Start of Block
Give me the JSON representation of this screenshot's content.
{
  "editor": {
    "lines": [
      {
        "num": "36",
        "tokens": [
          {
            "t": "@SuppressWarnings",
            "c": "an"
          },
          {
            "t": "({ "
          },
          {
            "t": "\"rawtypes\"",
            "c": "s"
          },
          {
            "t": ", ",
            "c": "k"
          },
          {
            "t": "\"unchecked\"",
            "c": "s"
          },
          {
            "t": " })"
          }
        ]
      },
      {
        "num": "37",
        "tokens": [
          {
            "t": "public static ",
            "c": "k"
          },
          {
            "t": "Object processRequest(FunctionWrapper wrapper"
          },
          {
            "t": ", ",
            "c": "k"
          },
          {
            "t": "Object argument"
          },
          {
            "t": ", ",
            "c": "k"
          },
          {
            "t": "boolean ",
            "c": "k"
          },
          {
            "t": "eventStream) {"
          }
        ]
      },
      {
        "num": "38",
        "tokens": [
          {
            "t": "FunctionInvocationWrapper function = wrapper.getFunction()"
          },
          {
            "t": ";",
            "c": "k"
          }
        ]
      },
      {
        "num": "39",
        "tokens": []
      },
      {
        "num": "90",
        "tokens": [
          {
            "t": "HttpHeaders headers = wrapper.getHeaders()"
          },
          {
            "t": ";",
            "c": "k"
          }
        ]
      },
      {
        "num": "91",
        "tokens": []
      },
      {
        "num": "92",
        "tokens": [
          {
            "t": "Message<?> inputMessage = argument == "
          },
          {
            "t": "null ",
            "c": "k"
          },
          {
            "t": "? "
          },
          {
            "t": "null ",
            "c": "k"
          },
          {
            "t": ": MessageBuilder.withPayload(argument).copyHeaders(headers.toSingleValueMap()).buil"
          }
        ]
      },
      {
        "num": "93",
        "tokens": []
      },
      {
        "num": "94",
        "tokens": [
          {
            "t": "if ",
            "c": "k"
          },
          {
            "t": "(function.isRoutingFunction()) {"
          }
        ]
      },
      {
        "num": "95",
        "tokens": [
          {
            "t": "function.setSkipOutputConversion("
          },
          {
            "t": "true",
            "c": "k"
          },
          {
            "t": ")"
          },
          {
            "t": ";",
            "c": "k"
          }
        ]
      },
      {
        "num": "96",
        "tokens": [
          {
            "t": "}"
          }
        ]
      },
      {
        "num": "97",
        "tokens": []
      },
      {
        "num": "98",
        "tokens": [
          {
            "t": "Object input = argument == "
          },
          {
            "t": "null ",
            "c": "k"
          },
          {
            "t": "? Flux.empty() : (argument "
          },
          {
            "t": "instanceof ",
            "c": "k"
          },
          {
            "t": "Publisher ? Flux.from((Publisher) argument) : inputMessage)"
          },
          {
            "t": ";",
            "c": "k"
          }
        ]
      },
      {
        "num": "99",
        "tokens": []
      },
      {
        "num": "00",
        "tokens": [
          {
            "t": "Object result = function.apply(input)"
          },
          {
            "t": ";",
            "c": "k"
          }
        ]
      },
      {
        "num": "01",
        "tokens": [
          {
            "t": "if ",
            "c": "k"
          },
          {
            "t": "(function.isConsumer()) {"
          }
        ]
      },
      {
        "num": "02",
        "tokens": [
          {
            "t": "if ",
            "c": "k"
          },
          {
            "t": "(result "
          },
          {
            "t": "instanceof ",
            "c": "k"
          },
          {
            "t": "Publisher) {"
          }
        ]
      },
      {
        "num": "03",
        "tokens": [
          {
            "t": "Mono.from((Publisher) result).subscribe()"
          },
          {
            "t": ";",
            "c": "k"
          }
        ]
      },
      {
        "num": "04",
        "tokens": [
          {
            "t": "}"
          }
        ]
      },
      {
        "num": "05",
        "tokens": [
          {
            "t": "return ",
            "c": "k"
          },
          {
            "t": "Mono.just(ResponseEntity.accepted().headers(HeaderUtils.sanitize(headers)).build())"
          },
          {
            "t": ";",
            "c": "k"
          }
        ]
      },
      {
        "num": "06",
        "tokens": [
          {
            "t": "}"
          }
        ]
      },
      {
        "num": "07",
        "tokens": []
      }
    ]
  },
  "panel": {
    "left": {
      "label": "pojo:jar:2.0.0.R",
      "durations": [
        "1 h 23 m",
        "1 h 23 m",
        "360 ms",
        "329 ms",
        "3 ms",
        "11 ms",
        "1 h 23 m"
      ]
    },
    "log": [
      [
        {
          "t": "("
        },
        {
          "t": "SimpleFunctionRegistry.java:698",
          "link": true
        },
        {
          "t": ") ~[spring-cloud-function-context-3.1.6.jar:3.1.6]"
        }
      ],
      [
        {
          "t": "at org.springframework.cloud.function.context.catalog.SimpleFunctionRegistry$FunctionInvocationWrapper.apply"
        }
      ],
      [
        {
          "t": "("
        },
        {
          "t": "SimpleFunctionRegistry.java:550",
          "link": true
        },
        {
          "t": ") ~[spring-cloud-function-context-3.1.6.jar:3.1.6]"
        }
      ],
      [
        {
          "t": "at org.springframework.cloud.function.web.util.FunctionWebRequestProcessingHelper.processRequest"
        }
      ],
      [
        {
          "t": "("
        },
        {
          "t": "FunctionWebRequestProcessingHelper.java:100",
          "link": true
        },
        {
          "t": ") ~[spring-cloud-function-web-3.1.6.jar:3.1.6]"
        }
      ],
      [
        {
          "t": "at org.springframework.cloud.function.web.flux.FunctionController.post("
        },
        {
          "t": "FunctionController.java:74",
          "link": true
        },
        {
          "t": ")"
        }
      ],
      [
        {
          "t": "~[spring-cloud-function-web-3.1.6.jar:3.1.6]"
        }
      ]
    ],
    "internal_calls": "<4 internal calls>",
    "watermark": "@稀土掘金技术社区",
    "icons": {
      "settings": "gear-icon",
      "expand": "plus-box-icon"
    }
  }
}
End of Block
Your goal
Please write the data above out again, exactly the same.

Answer space
Give me the JSON representation of this screenshot's content.
{
  "editor": {
    "lines": [
      {
        "num": "36",
        "tokens": [
          {
            "t": "@SuppressWarnings",
            "c": "an"
          },
          {
            "t": "({ "
          },
          {
            "t": "\"rawtypes\"",
            "c": "s"
          },
          {
            "t": ", ",
            "c": "k"
          },
          {
            "t": "\"unchecked\"",
            "c": "s"
          },
          {
            "t": " })"
          }
        ]
      },
      {
        "num": "37",
        "tokens": [
          {
            "t": "public static ",
            "c": "k"
          },
          {
            "t": "Object processRequest(FunctionWrapper wrapper"
          },
          {
            "t": ", ",
            "c": "k"
          },
          {
            "t": "Object argument"
          },
          {
            "t": ", ",
            "c": "k"
          },
          {
            "t": "boolean ",
            "c": "k"
          },
          {
            "t": "eventStream) {"
          }
        ]
      },
      {
        "num": "38",
        "tokens": [
          {
            "t": "FunctionInvocationWrapper function = wrapper.getFunction()"
          },
          {
            "t": ";",
            "c": "k"
          }
        ]
      },
      {
        "num": "39",
        "tokens": []
      },
      {
        "num": "90",
        "tokens": [
          {
            "t": "HttpHeaders headers = wrapper.getHeaders()"
          },
          {
            "t": ";",
            "c": "k"
          }
        ]
      },
      {
        "num": "91",
        "tokens": []
      },
      {
        "num": "92",
        "tokens": [
          {
            "t": "Message<?> inputMessage = argument == "
          },
          {
            "t": "null ",
            "c": "k"
          },
          {
            "t": "? "
          },
          {
            "t": "null ",
            "c": "k"
          },
          {
            "t": ": MessageBuilder.withPayload(argument).copyHeaders(headers.toSingleValueMap()).buil"
          }
        ]
      },
      {
        "num": "93",
        "tokens": []
      },
      {
        "num": "94",
        "tokens": [
          {
            "t": "if ",
            "c": "k"
          },
          {
            "t": "(function.isRoutingFunction()) {"
          }
        ]
      },
      {
        "num": "95",
        "tokens": [
          {
            "t": "function.setSkipOutputConversion("
          },
          {
            "t": "true",
            "c": "k"
          },
          {
            "t": ")"
          },
          {
            "t": ";",
            "c": "k"
          }
        ]
      },
      {
        "num": "96",
        "tokens": [
          {
            "t": "}"
          }
        ]
      },
      {
        "num": "97",
        "tokens": []
      },
      {
        "num": "98",
        "tokens": [
          {
            "t": "Object input = argument == "
          },
          {
            "t": "null ",
            "c": "k"
          },
          {
            "t": "? Flux.empty() : (argument "
          },
          {
            "t": "instanceof ",
            "c": "k"
          },
          {
            "t": "Publisher ? Flux.from((Publisher) argument) : inputMessage)"
          },
          {
            "t": ";",
            "c": "k"
          }
        ]
      },
      {
        "num": "99",
        "tokens": []
      },
      {
        "num": "00",
        "tokens": [
          {
            "t": "Object result = function.apply(input)"
          },
          {
            "t": ";",
            "c": "k"
          }
        ]
      },
      {
        "num": "01",
        "tokens": [
          {
            "t": "if ",
            "c": "k"
          },
          {
            "t": "(function.isConsumer()) {"
          }
        ]
      },
      {
        "num": "02",
        "tokens": [
          {
            "t": "if ",
            "c": "k"
          },
          {
            "t": "(result "
          },
          {
            "t": "instanceof ",
            "c": "k"
          },
          {
            "t": "Publisher) {"
          }
        ]
      },
      {
        "num": "03",
        "tokens": [
          {
            "t": "Mono.from((Publisher) result).subscribe()"
          },
          {
            "t": ";",
            "c": "k"
          }
        ]
      },
      {
        "num": "04",
        "tokens": [
          {
            "t": "}"
          }
        ]
      },
      {
        "num": "05",
        "tokens": [
          {
            "t": "return ",
            "c": "k"
          },
          {
            "t": "Mono.just(ResponseEntity.accepted().headers(HeaderUtils.sanitize(headers)).build())"
          },
          {
            "t": ";",
            "c": "k"
          }
        ]
      },
      {
        "num": "06",
        "tokens": [
          {
            "t": "}"
          }
        ]
      },
      {
        "num": "07",
        "tokens": []
      }
    ]
  },
  "panel": {
    "left": {
      "label": "pojo:jar:2.0.0.R",
      "durations": [
        "1 h 23 m",
        "1 h 23 m",
        "360 ms",
        "329 ms",
        "3 ms",
        "11 ms",
        "1 h 23 m"
      ]
    },
    "log": [
      [
        {
          "t": "("
        },
        {
          "t": "SimpleFunctionRegistry.java:698",
          "link": true
        },
        {
          "t": ") ~[spring-cloud-function-context-3.1.6.jar:3.1.6]"
        }
      ],
      [
        {
          "t": "at org.springframework.cloud.function.context.catalog.SimpleFunctionRegistry$FunctionInvocationWrapper.apply"
        }
      ],
      [
        {
          "t": "("
        },
        {
          "t": "SimpleFunctionRegistry.java:550",
          "link": true
        },
        {
          "t": ") ~[spring-cloud-function-context-3.1.6.jar:3.1.6]"
        }
      ],
      [
        {
          "t": "at org.springframework.cloud.function.web.util.FunctionWebRequestProcessingHelper.processRequest"
        }
      ],
      [
        {
          "t": "("
        },
        {
          "t": "FunctionWebRequestProcessingHelper.java:100",
          "link": true
        },
        {
          "t": ") ~[spring-cloud-function-web-3.1.6.jar:3.1.6]"
        }
      ],
      [
        {
          "t": "at org.springframework.cloud.function.web.flux.FunctionController.post("
        },
        {
          "t": "FunctionController.java:74",
          "link": true
        },
        {
          "t": ")"
        }
      ],
      [
        {
          "t": "~[spring-cloud-function-web-3.1.6.jar:3.1.6]"
        }
      ]
    ],
    "internal_calls": "<4 internal calls>",
    "watermark": "@稀土掘金技术社区",
    "icons": {
      "settings": "gear-icon",
      "expand": "plus-box-icon"
    }
  }
}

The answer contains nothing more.